So when I asked the avid sports fan where his allegiances lie, he gave me an answer I didn't expect: "Here’s the problem--I have zero alliances. It’s hard for me to get behind any team because the players flip from team to team. I originally was loyal to LA teams. Not anymore. I support the LA clippers cause Baron Davis shops here." 

The name of the store has dual meaning.  Explains Shapiro, "&still—it’s a boxing reference— [as in] and still heavy weight champion of the world. And it's also saying and still the best without coming out and being boastful. The other reference goes to the clothing, and still here."

While still a clothing store, Shapiro attempts to capture and engender a certain spirit or era of sports that has become obsolete--before money superseded the loyalty to one's team.  Especially during the 80s, players felt a duty to their fans and stuck with them for many years.  This is sports in its raw form, as opposed to the sports our generation deals with: huge, jaw-dropping contract negotiations and an unflagging ruthlessness of agents over the s
ports organizations themselves. & Still harks back to a time where 
Scott Boras doesn't rule sports, but the players do.  Michael Jordan of the
 Chicago Bulls, Patrick Ewing of the NY Knicks, Hakeen Olojuwan of the Houston Rockets--they're all exemplars of a golden era of sports, with the underlyi

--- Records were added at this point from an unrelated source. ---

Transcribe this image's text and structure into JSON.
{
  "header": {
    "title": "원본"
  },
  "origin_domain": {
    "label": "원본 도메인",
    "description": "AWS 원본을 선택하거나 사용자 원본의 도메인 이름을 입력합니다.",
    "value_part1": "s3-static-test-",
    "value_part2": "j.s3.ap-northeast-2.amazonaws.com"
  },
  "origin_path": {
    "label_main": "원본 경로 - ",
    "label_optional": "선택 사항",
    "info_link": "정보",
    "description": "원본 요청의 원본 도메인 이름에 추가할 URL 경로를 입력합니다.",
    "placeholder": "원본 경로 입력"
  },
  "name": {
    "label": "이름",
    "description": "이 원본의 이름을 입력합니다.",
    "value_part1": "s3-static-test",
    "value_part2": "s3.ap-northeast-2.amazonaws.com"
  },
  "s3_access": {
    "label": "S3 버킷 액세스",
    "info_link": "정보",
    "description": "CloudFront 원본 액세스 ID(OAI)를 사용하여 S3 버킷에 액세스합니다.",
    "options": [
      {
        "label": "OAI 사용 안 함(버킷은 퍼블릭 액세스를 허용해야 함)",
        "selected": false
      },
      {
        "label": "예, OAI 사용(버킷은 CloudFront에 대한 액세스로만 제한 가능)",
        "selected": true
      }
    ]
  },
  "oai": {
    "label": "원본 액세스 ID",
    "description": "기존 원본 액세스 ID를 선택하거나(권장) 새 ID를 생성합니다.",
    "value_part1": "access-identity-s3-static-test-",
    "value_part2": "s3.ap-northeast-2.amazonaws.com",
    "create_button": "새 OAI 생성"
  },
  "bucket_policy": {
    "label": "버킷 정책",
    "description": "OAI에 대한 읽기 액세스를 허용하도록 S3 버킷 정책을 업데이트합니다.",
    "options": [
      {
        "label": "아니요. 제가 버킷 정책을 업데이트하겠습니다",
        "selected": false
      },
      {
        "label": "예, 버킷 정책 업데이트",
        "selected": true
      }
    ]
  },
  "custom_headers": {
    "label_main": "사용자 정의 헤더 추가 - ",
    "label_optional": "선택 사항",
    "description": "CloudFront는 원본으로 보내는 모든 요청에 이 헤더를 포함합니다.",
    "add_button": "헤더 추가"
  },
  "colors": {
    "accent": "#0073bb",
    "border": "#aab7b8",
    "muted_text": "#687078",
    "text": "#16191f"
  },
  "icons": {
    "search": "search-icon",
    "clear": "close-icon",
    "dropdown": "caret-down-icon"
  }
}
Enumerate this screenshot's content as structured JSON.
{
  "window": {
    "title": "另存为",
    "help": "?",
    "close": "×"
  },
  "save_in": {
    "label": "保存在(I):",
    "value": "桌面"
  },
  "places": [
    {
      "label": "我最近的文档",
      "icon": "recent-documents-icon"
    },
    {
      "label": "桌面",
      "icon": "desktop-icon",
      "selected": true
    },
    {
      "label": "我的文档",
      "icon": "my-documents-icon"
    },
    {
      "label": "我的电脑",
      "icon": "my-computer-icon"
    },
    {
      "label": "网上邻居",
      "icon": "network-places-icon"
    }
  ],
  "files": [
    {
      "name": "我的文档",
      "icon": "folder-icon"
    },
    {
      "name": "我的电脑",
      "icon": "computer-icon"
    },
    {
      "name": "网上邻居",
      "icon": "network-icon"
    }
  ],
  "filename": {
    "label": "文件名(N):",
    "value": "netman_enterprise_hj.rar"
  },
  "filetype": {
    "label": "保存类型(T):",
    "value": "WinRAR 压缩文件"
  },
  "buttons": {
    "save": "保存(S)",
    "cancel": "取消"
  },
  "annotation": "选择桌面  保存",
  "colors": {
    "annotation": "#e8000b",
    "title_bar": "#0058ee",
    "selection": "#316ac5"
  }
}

ng idea that it is the players who are championed, not the agents.